Directions:
A single count is required: the lines of the data below in which the word "false" occurs.

⟨

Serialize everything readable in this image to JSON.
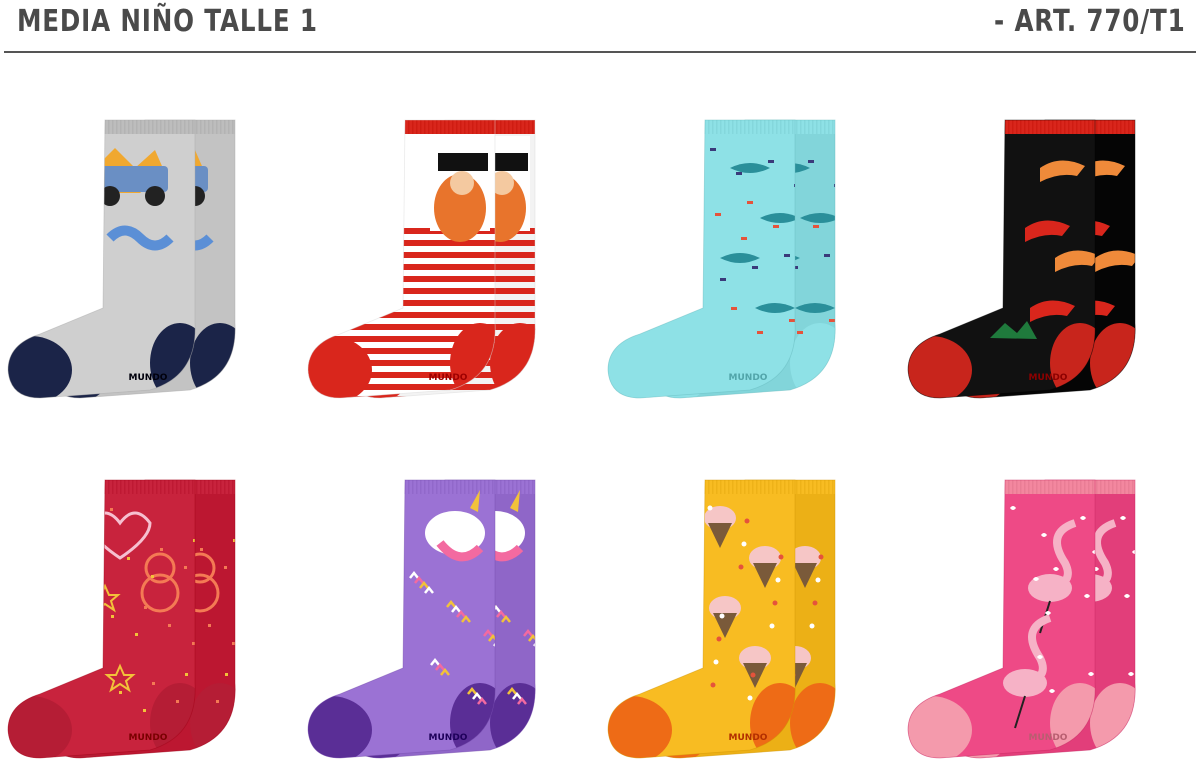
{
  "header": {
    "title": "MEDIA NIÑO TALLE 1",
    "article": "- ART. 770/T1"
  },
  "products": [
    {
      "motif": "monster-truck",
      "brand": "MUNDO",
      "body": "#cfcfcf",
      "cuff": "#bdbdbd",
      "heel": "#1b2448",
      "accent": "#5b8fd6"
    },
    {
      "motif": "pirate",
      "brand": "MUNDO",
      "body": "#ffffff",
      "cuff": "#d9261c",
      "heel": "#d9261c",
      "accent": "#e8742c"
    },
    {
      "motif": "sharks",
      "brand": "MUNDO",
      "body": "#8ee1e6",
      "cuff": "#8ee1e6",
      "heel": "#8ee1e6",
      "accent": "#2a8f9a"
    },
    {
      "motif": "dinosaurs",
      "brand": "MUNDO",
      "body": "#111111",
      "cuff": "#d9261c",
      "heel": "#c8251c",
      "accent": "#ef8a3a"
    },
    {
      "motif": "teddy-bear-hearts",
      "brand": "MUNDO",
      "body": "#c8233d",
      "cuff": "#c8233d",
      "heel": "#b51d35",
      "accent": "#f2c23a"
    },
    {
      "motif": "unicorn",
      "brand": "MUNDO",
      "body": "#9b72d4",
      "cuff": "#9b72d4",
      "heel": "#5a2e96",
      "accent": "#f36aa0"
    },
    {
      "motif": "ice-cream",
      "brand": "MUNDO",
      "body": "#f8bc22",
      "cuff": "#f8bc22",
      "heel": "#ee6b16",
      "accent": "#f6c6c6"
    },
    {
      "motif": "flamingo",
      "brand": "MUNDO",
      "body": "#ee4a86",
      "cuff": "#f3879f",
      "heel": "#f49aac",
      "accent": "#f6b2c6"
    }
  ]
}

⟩
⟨

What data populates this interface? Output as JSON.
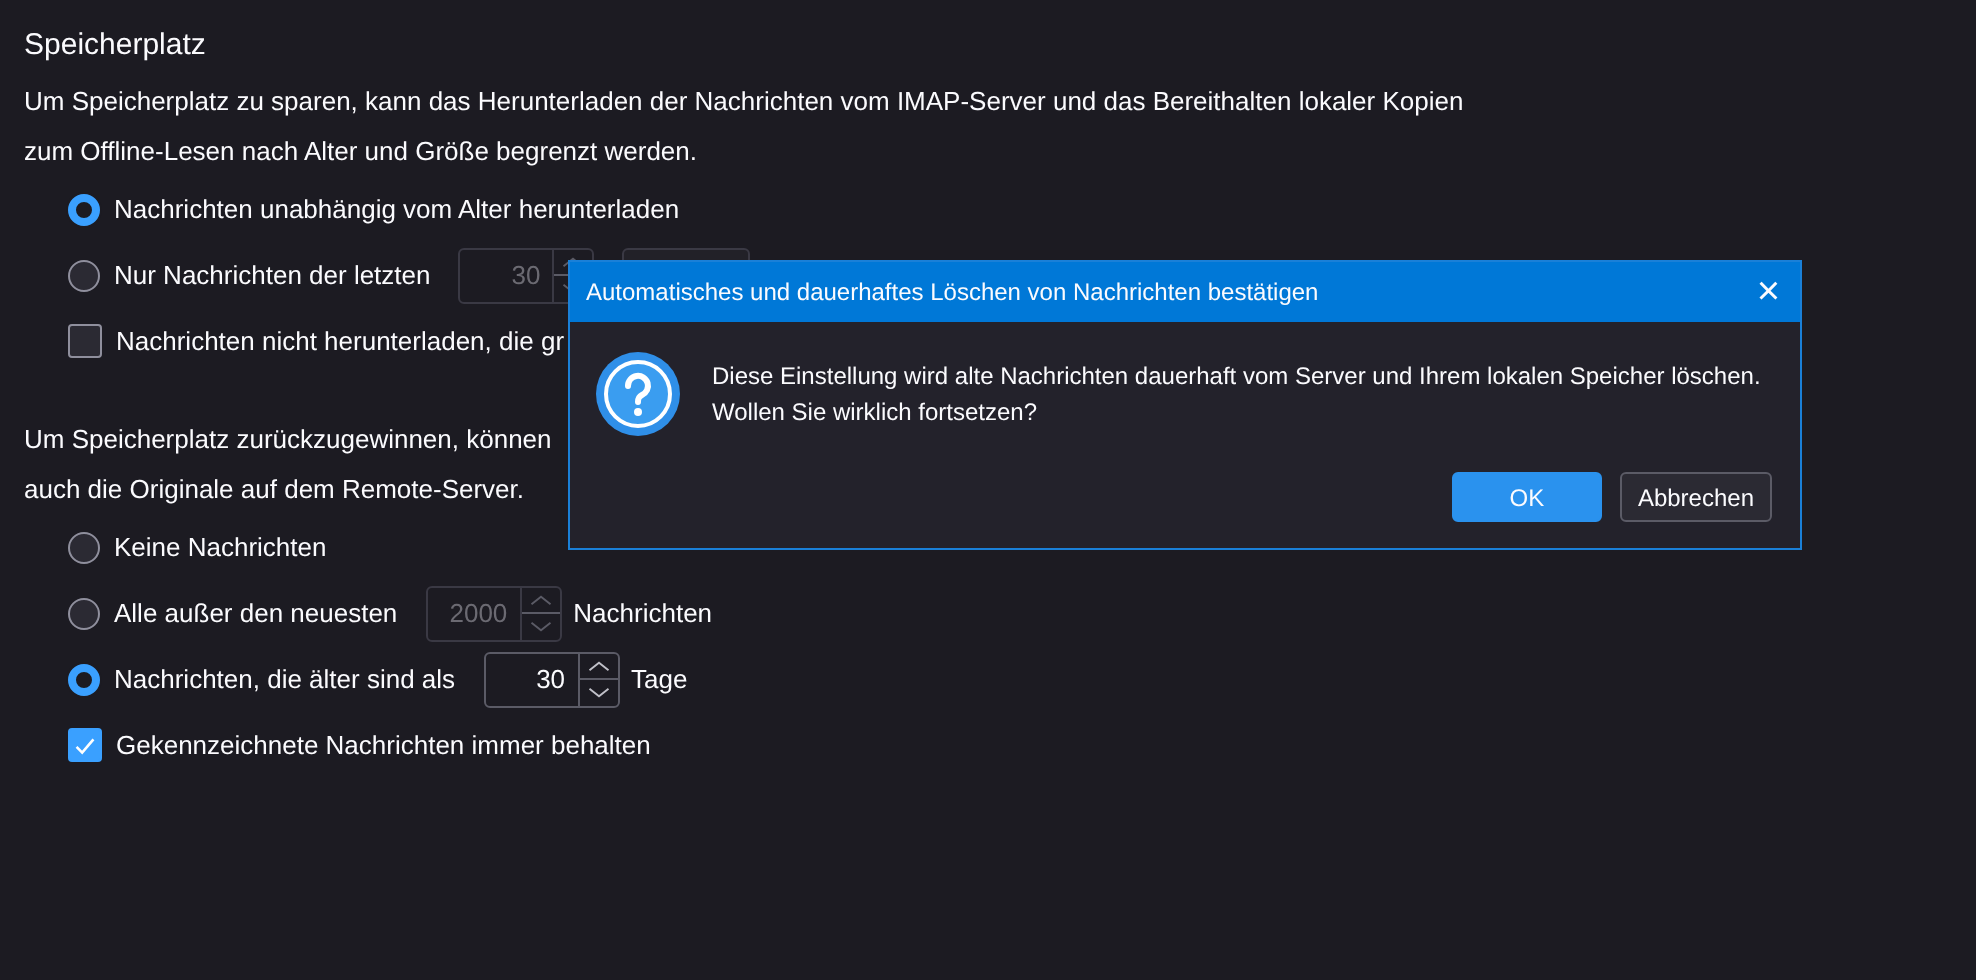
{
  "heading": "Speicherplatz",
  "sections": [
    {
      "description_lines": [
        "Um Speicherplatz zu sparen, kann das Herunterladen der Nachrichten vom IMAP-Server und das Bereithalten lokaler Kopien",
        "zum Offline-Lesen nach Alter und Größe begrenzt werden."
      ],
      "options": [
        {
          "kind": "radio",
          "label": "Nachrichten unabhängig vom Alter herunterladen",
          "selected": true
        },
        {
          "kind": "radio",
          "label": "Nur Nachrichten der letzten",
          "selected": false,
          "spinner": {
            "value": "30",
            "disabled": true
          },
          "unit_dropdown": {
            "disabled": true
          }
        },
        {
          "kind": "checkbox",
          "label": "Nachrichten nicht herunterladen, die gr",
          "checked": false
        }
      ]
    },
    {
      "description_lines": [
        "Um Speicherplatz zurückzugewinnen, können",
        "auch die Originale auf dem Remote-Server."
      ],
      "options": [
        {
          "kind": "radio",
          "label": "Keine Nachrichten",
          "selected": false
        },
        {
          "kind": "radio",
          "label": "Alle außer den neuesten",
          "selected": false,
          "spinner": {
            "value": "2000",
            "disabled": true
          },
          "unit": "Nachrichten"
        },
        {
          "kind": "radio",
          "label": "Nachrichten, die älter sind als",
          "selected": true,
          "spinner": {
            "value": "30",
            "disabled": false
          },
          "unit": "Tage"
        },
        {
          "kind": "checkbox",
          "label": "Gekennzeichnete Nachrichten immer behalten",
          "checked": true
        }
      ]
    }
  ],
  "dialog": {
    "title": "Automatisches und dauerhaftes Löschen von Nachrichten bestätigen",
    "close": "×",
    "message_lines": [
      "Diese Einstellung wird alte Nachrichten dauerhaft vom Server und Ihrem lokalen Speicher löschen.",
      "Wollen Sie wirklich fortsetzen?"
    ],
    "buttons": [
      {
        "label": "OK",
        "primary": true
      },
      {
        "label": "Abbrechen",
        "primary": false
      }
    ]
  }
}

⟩

Response to this task:
6